In Philadelphia, through the Transatlantic Cities Forum, GMF’s Urban and Regional Policy Program injected a transatlantic perspective into the transformation potential of former industrial sites in the city, such as the Lehigh Viaduct. What was once an off-limit and infrequently used rail corridor bisecting several low-income and diverse neighborhoods, is now being transformed into a valuable new public amenity, with green recreation spaces that can benefit neighborhoods and thousands of nearby residents.
The Detroit Opportunity Site initiative also created a coalition of cross-sector Detroit actors dedicated to exploring the full reuse potential of vacant industrial sites and properties. Those local participants identified several sites in Detroit as particularly relevant to test the lessons learned and precedents from the initiative. One of these sites was DTE Energy’s Conners Creek Power Plant, where many of its industrial buildings are structurally sound and primed for adaptive reuse, offering 400,000 square feet of redevelopable space. Moreover, because of its location along the river, the site also has potential to be the focus point of an ecological restoration.
How to do that? Where to start?
As city planners, policymakers, and developers seek to explore strategies for the adaptive reuse of their industrial legacy, the task can oftentimes seem daunting; notably when the project timeline is on average 15–20 years, from conception to project build-out, as might well be the case for Conners Creek Power Plant.
The projects’ complexity, the collaboration needed to bring them into fruition, and the cost of redevelopment for such emblematic redevelopments can be beyond the reach of cities and stakeholders with limited financial resources. Meanwhile, it can make it difficult to respond to short-term social, environmental, and economic challenges. The City of Detroit’s Planning Department is spearheading a unique approach called “tactical preservation” to kick-start reuse in vacant properties.
Tactical preservation can be defined as the strategic reuse of specific areas of a building and sealing up/securing the unused portion of a building for an interim period. The strategy is meant to immediately activate key portions of a building while the long-term vision and feasibility of the reuse project is determined or the market becomes more suited to development. The strategy is also meant to inspire long-term change and feature key characteristics such as a deliberate, phased approach to instigating change; an offering of local ideas for local planning challenges; and low-risk and realistic expectations.

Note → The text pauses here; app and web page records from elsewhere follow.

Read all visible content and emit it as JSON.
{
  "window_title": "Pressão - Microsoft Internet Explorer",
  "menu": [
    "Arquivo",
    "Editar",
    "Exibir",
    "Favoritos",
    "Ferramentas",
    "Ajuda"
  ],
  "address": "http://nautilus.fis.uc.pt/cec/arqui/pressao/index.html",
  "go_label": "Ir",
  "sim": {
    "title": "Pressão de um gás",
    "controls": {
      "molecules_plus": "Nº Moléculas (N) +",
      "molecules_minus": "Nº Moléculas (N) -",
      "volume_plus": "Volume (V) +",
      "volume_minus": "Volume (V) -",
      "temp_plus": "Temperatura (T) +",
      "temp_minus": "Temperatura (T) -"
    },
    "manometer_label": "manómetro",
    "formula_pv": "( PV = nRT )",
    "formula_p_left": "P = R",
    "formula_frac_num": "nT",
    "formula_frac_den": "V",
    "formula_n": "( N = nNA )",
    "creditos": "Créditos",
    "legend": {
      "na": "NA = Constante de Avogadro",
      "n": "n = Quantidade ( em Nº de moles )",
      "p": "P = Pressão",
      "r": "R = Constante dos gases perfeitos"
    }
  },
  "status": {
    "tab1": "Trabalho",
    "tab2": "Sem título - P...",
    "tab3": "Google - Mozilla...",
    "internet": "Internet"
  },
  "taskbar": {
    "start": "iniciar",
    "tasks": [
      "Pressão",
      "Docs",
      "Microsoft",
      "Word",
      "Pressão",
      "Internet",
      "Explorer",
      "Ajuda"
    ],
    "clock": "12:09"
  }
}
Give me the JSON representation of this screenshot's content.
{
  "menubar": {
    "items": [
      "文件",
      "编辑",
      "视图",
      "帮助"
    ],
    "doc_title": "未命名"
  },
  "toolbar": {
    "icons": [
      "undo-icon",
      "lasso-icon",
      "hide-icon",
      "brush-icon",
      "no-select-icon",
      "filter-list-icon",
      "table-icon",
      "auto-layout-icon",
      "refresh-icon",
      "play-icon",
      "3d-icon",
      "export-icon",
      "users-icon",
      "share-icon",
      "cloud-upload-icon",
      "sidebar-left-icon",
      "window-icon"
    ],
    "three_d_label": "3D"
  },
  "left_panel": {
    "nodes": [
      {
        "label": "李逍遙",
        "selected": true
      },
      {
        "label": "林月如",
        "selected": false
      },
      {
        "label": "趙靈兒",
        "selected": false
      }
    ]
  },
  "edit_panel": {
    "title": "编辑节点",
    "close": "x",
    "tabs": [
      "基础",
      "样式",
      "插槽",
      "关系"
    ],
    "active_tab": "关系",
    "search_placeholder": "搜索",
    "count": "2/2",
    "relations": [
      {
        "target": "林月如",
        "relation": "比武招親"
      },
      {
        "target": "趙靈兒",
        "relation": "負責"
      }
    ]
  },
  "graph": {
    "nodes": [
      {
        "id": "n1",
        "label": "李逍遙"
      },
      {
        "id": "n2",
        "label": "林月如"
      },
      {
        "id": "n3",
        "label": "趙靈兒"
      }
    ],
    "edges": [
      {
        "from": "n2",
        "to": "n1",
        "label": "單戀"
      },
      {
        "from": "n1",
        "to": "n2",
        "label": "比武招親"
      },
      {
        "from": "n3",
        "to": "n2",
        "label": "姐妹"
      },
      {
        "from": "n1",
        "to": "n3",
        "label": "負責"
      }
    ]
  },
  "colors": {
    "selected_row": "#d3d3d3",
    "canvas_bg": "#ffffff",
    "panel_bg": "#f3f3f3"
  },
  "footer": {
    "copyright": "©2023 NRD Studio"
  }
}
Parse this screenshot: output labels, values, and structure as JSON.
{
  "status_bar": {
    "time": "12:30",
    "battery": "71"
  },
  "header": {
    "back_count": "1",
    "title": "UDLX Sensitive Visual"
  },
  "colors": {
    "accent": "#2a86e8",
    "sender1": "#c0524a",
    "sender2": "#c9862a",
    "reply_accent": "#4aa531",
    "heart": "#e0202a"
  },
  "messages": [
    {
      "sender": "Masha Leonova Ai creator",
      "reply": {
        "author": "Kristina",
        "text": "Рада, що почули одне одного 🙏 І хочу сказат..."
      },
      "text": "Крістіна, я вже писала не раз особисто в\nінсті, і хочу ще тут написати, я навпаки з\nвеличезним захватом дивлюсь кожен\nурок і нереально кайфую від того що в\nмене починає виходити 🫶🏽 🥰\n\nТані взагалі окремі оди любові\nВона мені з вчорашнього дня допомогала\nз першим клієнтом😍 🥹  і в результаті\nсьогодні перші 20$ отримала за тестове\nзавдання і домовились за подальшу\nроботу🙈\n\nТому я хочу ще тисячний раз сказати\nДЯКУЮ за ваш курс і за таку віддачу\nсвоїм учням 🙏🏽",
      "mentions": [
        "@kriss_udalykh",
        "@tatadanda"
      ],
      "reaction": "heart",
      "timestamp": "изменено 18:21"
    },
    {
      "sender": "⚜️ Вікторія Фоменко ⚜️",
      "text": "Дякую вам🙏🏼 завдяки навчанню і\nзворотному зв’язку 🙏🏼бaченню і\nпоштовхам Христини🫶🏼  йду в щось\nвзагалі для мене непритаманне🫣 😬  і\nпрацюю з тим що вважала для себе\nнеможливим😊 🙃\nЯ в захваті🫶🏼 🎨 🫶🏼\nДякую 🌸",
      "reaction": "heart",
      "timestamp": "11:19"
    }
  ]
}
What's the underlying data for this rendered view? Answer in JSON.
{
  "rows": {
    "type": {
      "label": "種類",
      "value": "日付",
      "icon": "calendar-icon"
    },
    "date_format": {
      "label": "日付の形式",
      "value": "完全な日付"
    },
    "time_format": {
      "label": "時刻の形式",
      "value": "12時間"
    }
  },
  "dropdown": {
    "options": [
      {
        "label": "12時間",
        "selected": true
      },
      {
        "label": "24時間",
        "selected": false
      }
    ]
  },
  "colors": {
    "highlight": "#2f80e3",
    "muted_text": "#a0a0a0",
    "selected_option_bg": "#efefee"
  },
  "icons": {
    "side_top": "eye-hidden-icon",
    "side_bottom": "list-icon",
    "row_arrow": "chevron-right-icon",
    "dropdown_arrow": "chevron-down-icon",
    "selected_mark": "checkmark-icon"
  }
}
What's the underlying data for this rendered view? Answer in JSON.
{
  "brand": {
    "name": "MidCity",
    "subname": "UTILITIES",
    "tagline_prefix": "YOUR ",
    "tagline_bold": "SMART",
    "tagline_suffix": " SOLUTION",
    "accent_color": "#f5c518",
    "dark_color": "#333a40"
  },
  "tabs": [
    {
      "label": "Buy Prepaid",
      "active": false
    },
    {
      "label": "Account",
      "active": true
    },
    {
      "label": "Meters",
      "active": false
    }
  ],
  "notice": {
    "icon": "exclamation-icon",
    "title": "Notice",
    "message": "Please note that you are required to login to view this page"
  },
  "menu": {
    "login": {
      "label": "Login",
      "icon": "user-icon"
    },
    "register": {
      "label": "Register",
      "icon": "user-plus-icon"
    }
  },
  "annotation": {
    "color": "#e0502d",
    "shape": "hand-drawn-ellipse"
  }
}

If managed properly, tactical preservation interventions can serve as a catalyst to future development around the site, including potential social, economic, and environmental opportunities, as well as a means to beautifying the area.
How might we start activating portions of the Conners Creek Power Plant to bring the buildings and land to new productive and sustainable uses, strengthen attraction to the site, and spur further development? We’ll find out at BUILD Lab.
 For further information, please see: Detroit Opportunity Sites Final Report: The Opportunities of Redeveloping Large-Scale Industrial Vacant Sites & Properties in Detroit
The views expressed in GMF publications and commentary are the views of the author alone.